Current environmental issues in Niger include: overgrazing, soil erosion, deforestation, desertification, recurring droughts, and endangered wildlife populations (such as the African elephant, Northwest African cheetah, West African giraffe, and Addax), which are threatened because of poaching and habitat destruction.
Recurring droughts are a hazard in Niger. The 2012 Sahel drought, along with failed crops, insect plagues, high food prices and conflicts is currently affecting Niger causing a hunger crisis. Many families in Niger, still recovering from the 2010 Sahel famine, are being affected by the 2012 Sahel drought.
The 2005–06 Niger food crisis created a severe, but localized food security crisis in the regions of northern Maradi, Tahoua, Tillabéri, and Zinder of Niger from 2005 to 2006. It was caused by an early end to the 2004 rains, desert locust damage to some pasture lands, high food prices, and chronic poverty.
- Northernmost point: Tripoint with Algeria and Libya, Agadez Region: 23°31'N.
- Southernmost point: Benin/Niger/Nigeria tripoint, Dosso Region: 11°42'N
- Easternmost point: border with Chad, Agadez Region: 16°00'E
- Westernmost point: border with Mali and Burkina Faso, Tillabéri Region: 0°07'E
- Highest point: Mont Idoukal-n-Taghès, Aïr Massif, Agadez Region:2,022 m (6,634 ft)
- Lowest point: Niger River at Nigeria border, Dosso Region: 200 m (656 ft)
Topography of Niger
Niger is a party to the following agreements:
National parks and reserves
Niger possesses the following natural resources:
The Timia oasis

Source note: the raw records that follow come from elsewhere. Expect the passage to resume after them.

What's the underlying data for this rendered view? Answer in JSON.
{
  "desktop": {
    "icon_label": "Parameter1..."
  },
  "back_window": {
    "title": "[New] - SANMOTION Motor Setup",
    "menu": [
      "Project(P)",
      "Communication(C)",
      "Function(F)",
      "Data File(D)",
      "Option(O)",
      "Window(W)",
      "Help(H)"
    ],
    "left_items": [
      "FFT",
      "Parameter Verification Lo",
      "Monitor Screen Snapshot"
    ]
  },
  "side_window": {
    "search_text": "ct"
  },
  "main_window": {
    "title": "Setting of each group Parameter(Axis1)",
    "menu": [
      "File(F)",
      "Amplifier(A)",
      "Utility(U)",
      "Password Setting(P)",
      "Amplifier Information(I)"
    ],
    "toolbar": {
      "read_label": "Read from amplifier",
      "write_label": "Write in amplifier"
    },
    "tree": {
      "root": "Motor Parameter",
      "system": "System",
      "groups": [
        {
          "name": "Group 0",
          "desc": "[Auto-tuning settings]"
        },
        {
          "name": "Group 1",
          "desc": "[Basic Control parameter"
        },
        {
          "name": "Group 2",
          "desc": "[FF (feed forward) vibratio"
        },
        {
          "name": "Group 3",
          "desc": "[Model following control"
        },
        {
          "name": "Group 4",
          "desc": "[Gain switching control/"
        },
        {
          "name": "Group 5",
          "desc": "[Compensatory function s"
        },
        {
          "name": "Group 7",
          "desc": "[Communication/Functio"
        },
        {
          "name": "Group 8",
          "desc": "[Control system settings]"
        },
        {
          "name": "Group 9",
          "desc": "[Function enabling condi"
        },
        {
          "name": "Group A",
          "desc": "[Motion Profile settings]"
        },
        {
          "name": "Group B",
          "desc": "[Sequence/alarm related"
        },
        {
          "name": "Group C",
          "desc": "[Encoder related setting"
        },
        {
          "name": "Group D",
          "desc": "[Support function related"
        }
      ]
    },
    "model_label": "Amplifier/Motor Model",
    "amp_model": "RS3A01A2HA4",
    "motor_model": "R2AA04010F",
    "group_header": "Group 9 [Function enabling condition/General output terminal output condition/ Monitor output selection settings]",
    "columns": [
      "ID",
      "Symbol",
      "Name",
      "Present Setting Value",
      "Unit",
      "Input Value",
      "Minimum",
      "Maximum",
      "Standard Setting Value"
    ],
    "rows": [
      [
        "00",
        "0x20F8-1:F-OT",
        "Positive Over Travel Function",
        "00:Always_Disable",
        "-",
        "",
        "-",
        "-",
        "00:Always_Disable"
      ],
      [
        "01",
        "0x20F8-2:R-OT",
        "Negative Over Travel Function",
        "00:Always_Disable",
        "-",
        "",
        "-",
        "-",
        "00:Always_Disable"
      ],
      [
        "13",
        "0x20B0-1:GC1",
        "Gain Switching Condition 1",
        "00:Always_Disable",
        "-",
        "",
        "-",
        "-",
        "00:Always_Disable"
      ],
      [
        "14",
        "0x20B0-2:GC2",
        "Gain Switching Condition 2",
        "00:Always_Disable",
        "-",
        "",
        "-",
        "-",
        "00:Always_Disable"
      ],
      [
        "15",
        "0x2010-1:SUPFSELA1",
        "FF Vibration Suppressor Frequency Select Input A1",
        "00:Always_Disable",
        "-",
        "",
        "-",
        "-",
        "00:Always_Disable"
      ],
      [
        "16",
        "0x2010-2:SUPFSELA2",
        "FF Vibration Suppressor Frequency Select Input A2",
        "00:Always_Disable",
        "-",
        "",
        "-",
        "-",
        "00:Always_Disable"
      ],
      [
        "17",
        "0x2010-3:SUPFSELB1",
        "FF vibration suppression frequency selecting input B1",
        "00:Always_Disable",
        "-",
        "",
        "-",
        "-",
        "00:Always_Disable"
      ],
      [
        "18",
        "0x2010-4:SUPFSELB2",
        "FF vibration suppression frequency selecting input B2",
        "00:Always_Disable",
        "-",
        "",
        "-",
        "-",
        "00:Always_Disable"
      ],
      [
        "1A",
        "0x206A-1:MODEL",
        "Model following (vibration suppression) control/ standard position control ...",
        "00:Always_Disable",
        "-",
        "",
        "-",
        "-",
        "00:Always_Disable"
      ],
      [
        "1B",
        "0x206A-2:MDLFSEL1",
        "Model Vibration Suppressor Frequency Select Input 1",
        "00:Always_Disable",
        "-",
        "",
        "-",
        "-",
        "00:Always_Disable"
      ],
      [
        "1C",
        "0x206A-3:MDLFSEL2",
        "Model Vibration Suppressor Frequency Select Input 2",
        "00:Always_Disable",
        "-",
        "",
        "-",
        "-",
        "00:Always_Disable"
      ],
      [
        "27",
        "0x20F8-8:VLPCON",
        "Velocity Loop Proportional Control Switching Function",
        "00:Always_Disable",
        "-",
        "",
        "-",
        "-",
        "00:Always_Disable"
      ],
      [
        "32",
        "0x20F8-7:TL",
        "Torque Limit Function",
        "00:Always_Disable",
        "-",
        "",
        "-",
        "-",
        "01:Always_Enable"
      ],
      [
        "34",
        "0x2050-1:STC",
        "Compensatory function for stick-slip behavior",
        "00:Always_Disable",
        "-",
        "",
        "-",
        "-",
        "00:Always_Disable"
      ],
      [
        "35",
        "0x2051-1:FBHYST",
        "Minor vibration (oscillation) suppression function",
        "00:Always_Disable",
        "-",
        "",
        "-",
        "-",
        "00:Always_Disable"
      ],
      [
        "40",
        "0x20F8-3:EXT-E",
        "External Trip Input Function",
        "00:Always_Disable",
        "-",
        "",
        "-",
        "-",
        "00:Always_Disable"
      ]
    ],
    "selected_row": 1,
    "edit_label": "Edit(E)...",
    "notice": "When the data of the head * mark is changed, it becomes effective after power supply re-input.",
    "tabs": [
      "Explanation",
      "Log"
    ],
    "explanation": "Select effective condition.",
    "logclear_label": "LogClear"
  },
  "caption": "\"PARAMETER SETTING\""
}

Surrounded by seven other countries, Niger has a total of 5,834 km of borders. The longest border is with Nigeria to the south, at 1,608 km. This is followed by Chad to the east (1,196 km), Algeria to the north-northwest (951 km), and Mali to the west (838 km). Niger also has short borders in its far southwest frontier (Burkina Faso at 622 km and Benin at 277 km) and to the north-northeast (Libya at 342 km).
- "The World Factbook". CIA.gov. Retrieved 20 April 2015.
- Niger at GeoHive
- "Niger: African Wildlife Foundation". AfricanWildlifeFoundation.com. Retrieved 20 April 2015.
- "Learning the Lessons?" (PDF). Oxfam. 16 April 2013. Retrieved 20 April 2015.
- Fominyen, George (24 May 2012). "Coming weeks critical to tackle Sahel hunger ? U.N. humanitarian chief". trust.cm. Retrieved 27 April 2013.
- "West African food crisis 2012". trust.com. 22 January 2013. Retrieved 27 April 2013.
- "Libya – Niger Boundary" (PDF). International Boundary Study. Office of the Geographer - Bureau of Intelligence and Research. 4 May 1961. Retrieved 20 April 2015.
- "UNTC". United Nations.
- "UNTC". United Nations.
- "Niger: Country Pasture/Forage Resource Profiles". FAO Organization. Retrieved 18 March 2013.
- "France backs Niger in talks with Areva over uranium mining". The Guardian. 6 February 2014. Retrieved 9 February 2014.
- "THE MINERAL INDUSTRY OF OTHER COUNTRIES OF AFRICA" (PDF). United States Geological Survey. 1994. p. 21. Retrieved 9 February 2014.
- "NIGER: Coal the new weapon to stop desert advance". Integrated Regional Information Networks. 1 July 2004. Retrieved 9 February 2014.
- "CROSS-BORDER DIARIES" (PDF). Organisation for Economic Co-operation and Development. June 2007. p. 52. Retrieved 9 February 2014.
- Els, Frik (19 June 2013). "Semafo up 4% after tracing new trend over 10 kilometers in Niger". Mining.com. Retrieved 9 February 2014.
- Issa, Ousseini (15 May 2013). "Protecting Niger's Desert Salt Pans". Inter Press Service. Retrieved 9 February 2014.
- "As refinery opens, Niger joins club of oil producers". Agence France-Presse. 28 November 2011. Retrieved 9 February 2014.
- L. Herrmann, K. Stahr and K. Vennemann. Atlas of Natural and Agronomic Resources of Niger and Benin, "Deutsche Forschungsgemeinschaft" (German Research Foundation), the University of Hohenheim. (No date). Retrieved 2008-02-22.